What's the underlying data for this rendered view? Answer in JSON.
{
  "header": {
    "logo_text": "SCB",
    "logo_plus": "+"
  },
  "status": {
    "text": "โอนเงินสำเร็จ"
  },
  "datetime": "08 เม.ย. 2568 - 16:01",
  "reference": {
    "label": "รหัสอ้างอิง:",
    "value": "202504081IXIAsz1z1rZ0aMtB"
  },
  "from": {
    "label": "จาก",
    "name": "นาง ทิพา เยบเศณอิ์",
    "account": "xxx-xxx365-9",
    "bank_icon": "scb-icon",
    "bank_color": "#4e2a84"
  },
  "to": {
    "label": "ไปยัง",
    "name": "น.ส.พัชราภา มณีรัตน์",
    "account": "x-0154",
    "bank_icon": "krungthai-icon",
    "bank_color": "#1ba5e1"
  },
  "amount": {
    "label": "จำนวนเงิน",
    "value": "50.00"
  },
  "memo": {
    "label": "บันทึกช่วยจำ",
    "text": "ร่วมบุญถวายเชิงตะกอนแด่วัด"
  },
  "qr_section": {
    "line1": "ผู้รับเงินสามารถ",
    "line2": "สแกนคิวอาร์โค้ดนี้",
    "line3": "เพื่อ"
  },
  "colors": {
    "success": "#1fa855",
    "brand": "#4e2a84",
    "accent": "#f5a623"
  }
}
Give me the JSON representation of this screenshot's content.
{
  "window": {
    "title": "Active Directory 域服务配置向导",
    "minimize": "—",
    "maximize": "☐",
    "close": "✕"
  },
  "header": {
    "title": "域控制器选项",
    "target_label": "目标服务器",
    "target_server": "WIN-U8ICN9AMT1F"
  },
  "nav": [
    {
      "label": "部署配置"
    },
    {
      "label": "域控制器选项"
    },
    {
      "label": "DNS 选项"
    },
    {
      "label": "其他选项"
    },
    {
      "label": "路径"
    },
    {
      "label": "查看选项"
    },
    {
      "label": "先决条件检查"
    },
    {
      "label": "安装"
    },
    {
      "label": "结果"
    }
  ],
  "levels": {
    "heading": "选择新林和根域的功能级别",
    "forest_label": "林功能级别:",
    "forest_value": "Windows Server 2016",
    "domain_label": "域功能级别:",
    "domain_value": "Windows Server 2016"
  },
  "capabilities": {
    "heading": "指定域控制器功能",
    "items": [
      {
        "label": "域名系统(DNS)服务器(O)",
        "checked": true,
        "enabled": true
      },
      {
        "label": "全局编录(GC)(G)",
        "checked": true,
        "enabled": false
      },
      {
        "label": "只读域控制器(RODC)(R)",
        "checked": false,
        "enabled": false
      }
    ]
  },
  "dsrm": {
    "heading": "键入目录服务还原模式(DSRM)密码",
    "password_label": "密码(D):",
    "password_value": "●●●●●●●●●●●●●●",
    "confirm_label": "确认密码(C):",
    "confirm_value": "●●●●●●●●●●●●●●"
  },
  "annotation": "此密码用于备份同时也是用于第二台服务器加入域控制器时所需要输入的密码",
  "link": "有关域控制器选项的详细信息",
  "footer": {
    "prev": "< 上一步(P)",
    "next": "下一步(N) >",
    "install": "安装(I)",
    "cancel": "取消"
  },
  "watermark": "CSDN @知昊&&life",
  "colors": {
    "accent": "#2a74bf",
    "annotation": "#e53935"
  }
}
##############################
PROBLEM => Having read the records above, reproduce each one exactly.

OUTPUT OF THE TASK =>
What's the underlying data for this rendered view? Answer in JSON.
{
  "header": {
    "logo_text": "SCB",
    "logo_plus": "+"
  },
  "status": {
    "text": "โอนเงินสำเร็จ"
  },
  "datetime": "08 เม.ย. 2568 - 16:01",
  "reference": {
    "label": "รหัสอ้างอิง:",
    "value": "202504081IXIAsz1z1rZ0aMtB"
  },
  "from": {
    "label": "จาก",
    "name": "นาง ทิพา เยบเศณอิ์",
    "account": "xxx-xxx365-9",
    "bank_icon": "scb-icon",
    "bank_color": "#4e2a84"
  },
  "to": {
    "label": "ไปยัง",
    "name": "น.ส.พัชราภา มณีรัตน์",
    "account": "x-0154",
    "bank_icon": "krungthai-icon",
    "bank_color": "#1ba5e1"
  },
  "amount": {
    "label": "จำนวนเงิน",
    "value": "50.00"
  },
  "memo": {
    "label": "บันทึกช่วยจำ",
    "text": "ร่วมบุญถวายเชิงตะกอนแด่วัด"
  },
  "qr_section": {
    "line1": "ผู้รับเงินสามารถ",
    "line2": "สแกนคิวอาร์โค้ดนี้",
    "line3": "เพื่อ"
  },
  "colors": {
    "success": "#1fa855",
    "brand": "#4e2a84",
    "accent": "#f5a623"
  }
}
Give me the JSON representation of this screenshot's content.
{
  "window": {
    "title": "Active Directory 域服务配置向导",
    "minimize": "—",
    "maximize": "☐",
    "close": "✕"
  },
  "header": {
    "title": "域控制器选项",
    "target_label": "目标服务器",
    "target_server": "WIN-U8ICN9AMT1F"
  },
  "nav": [
    {
      "label": "部署配置"
    },
    {
      "label": "域控制器选项"
    },
    {
      "label": "DNS 选项"
    },
    {
      "label": "其他选项"
    },
    {
      "label": "路径"
    },
    {
      "label": "查看选项"
    },
    {
      "label": "先决条件检查"
    },
    {
      "label": "安装"
    },
    {
      "label": "结果"
    }
  ],
  "levels": {
    "heading": "选择新林和根域的功能级别",
    "forest_label": "林功能级别:",
    "forest_value": "Windows Server 2016",
    "domain_label": "域功能级别:",
    "domain_value": "Windows Server 2016"
  },
  "capabilities": {
    "heading": "指定域控制器功能",
    "items": [
      {
        "label": "域名系统(DNS)服务器(O)",
        "checked": true,
        "enabled": true
      },
      {
        "label": "全局编录(GC)(G)",
        "checked": true,
        "enabled": false
      },
      {
        "label": "只读域控制器(RODC)(R)",
        "checked": false,
        "enabled": false
      }
    ]
  },
  "dsrm": {
    "heading": "键入目录服务还原模式(DSRM)密码",
    "password_label": "密码(D):",
    "password_value": "●●●●●●●●●●●●●●",
    "confirm_label": "确认密码(C):",
    "confirm_value": "●●●●●●●●●●●●●●"
  },
  "annotation": "此密码用于备份同时也是用于第二台服务器加入域控制器时所需要输入的密码",
  "link": "有关域控制器选项的详细信息",
  "footer": {
    "prev": "< 上一步(P)",
    "next": "下一步(N) >",
    "install": "安装(I)",
    "cancel": "取消"
  },
  "watermark": "CSDN @知昊&&life",
  "colors": {
    "accent": "#2a74bf",
    "annotation": "#e53935"
  }
}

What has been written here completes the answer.